Earlier this month, I held my monthly Command Staff meeting at the Holocaust Museum as well, because I want our commanders and other leaders to be thinking about these issues too. During our meeting, one of the Museum staff members told us a story about a group of high school students who were touring the Museum some time ago, as part of a pilot education program involving DC public schools.

Throughout the tour and the discussion time that followed, Museum staff were having a difficult time getting the teenagers to open up ... to ask questions ... to discuss their feelings. And it was only after a pretty long period of time that one of the high schoolers finally stepped forward and asked a question.

Her question was simple, but profoundly perceptive: "Where were the police in all of this?," she asked.

Where were the police? Aren’t they the ones who are supposed to stop this kind of thing from happening?

It is these questions, from the mouth of a teenager, that really get to the heart of my message to you today.

As police officers, we fill many roles. We, of course, fill the role of protecting lives and property—of enforcing the law and bringing to justice those who break it. A great deal of your recruit training focused on how to carry out this unique and difficult and often dangerous function. But as police officers, we have an equally unique and important role—the role of defending the Constitution and protecting the individual rights of others. I know from experience that in the press of the day-to-day business of fighting crime and enforcing the law, it is sometimes easy to lose sight of this other and larger role we play. Let me remind you today—and encourage you never to forget throughout your careers—that defending the rights of others is central to being a police officer.

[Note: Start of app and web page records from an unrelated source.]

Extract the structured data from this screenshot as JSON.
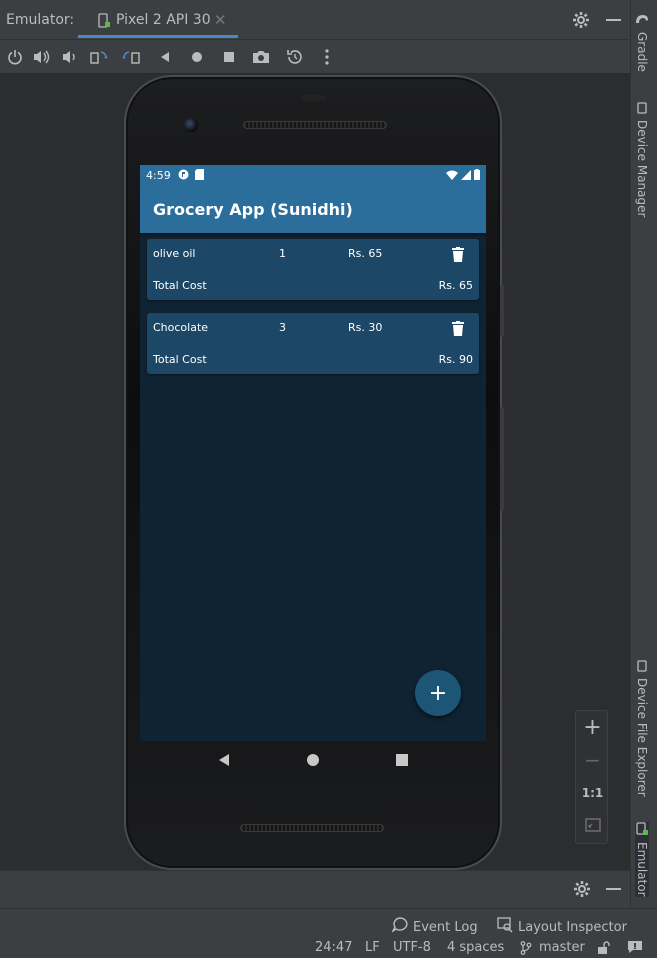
{
  "ide": {
    "tool_window_title": "Emulator:",
    "device_tab": "Pixel 2 API 30",
    "close_glyph": "✕",
    "right_tabs": [
      "Gradle",
      "Device Manager",
      "Device File Explorer",
      "Emulator"
    ],
    "bottom_tools": {
      "event_log": "Event Log",
      "layout_inspector": "Layout Inspector"
    },
    "status": {
      "position": "24:47",
      "line_sep": "LF",
      "encoding": "UTF-8",
      "indent": "4 spaces",
      "branch": "master"
    },
    "zoom": {
      "zoom_in": "+",
      "zoom_out": "−",
      "actual_size": "1:1"
    }
  },
  "device": {
    "status_time": "4:59",
    "app_title": "Grocery App (Sunidhi)",
    "items": [
      {
        "name": "olive oil",
        "quantity": "1",
        "price": "Rs. 65",
        "total_label": "Total Cost",
        "total": "Rs. 65"
      },
      {
        "name": "Chocolate",
        "quantity": "3",
        "price": "Rs. 30",
        "total_label": "Total Cost",
        "total": "Rs. 90"
      }
    ],
    "fab_label": "+"
  },
  "colors": {
    "app_bar": "#2b6d9b",
    "card": "#1d4766",
    "screen_bg": "#102333",
    "fab": "#1d5577"
  }
}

I grew up in an era in which the police were often described as the "thin blue line." It’s a catchy phrase. And for the longest time, I thought it was a pretty good description of what we do—and what our role in society is all about. But the more I thought about that concept, the more I began to question its validity. After visiting the Holocaust Museum on several occasions now ... I am convinced that it’s time we put the idea of the "thin blue line" behind us once and for all.

As police officers, we are not a line of demarcation in the community—separating good from evil or protecting one segment of society from another. We are not a line of any type—thin, blue or otherwise, in my opinion. No ... we are more like a thread that is woven throughout the communities we serve. And in some communities—especially communities suffering from crime, poverty and despair—we may be one of the only threads that holds the community together. Indeed, we are the thread that holds together the very fabric of democracy in our society. If we begin to unravel in any way, then democracy itself begins to unravel.

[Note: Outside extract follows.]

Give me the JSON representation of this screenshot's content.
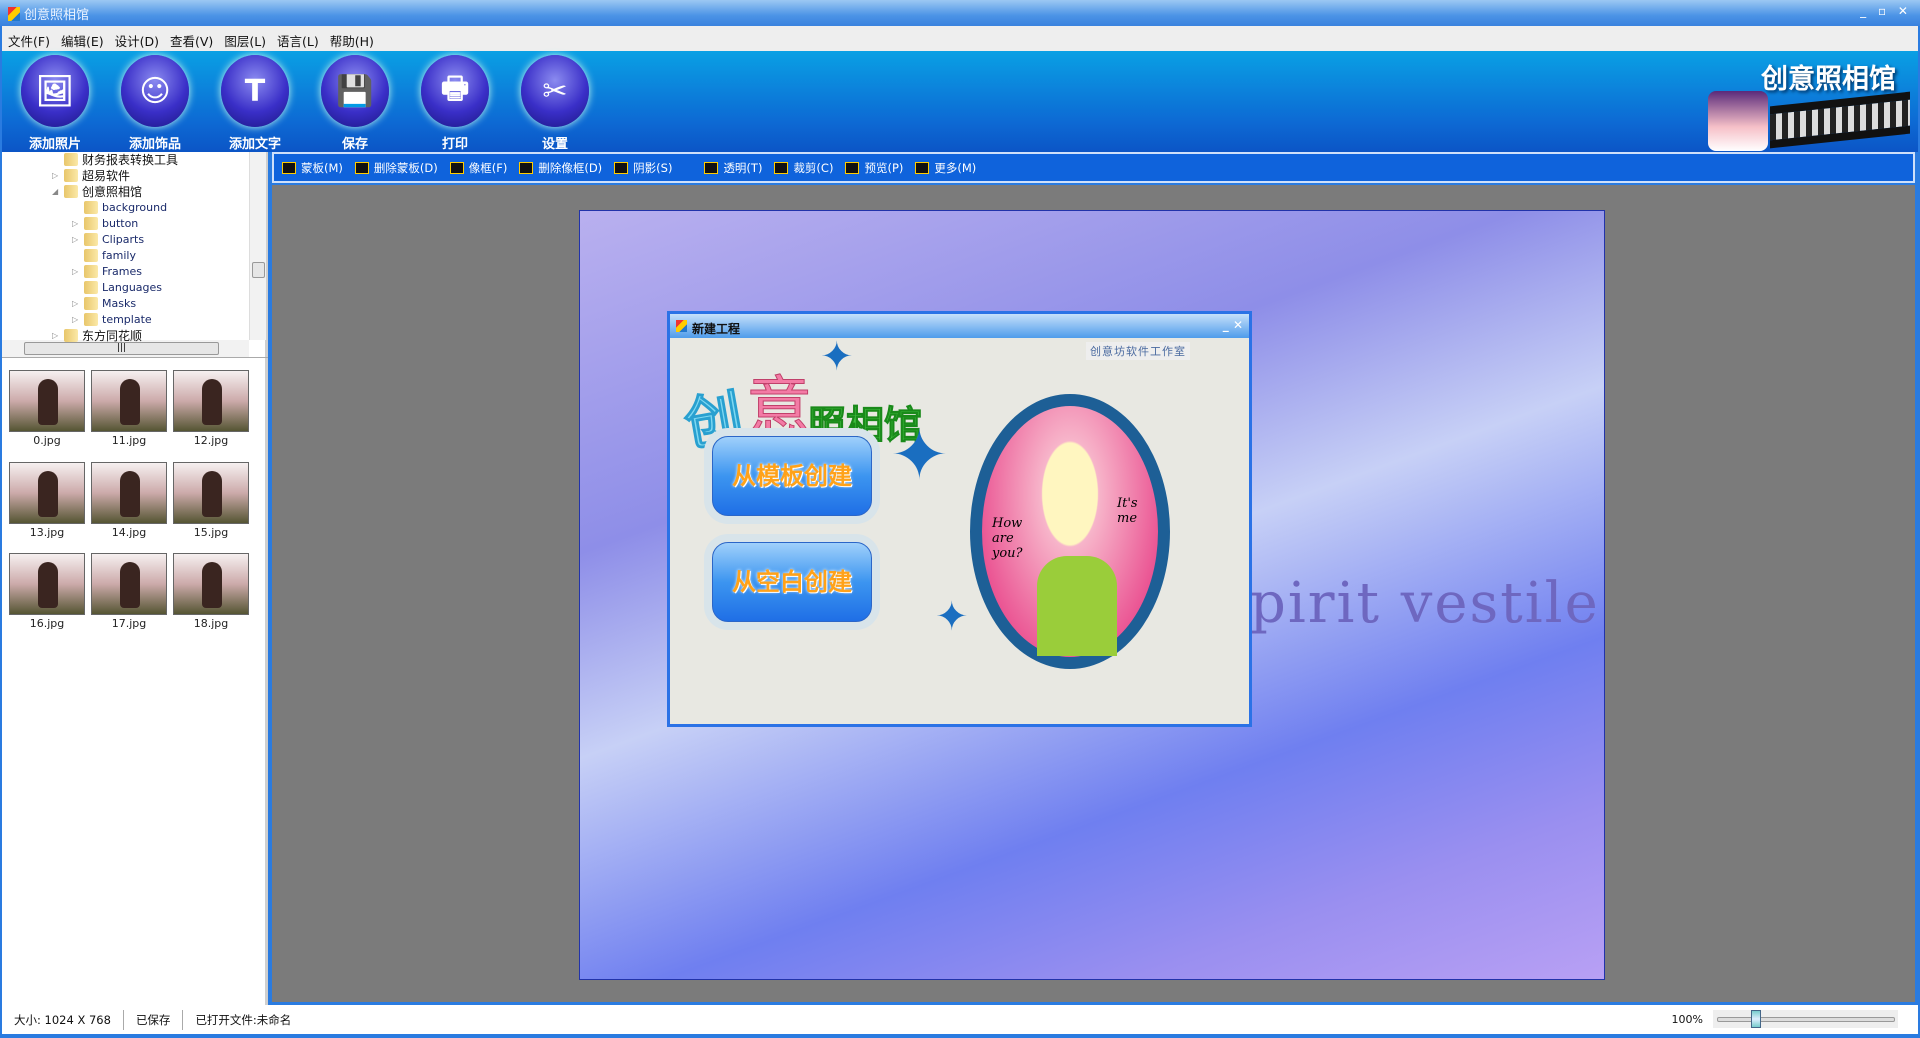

Fortunately, we are living in a time when crime in our nation and in our city is on the decline. And much of the credit for that decline must rightfully go to police officers, other public servants and community members working together. But there have also been times in recent history when crime levels were on the rise in our nation. And during such times, it was not uncommon for some people to call for the suspension of the exclusionary rule, Miranda warnings, search and seizure protections and other Constitutional rights—as a way of addressing the crime problem. If history tells us anything, it tells us that if calls for these types of actions should occur in the future—we, the police, must be the first ... and the loudest ... to speak out.

In enforcing the law, we must always be prepared to uphold the law—and the basic civil and individual rights that our democracy guarantees. It’s an awesome responsibility that this Department, this city, and this community have entrusted to each and every one of us. Fulfill that responsibility with motivation ... pride ... devotion ... and courage. These are the values of the MPDC—motivation, pride, devotion, courage. Make them your values ... and live these values every day you are a police officer.

Congratulations once again. Good luck, and may God bless all of you.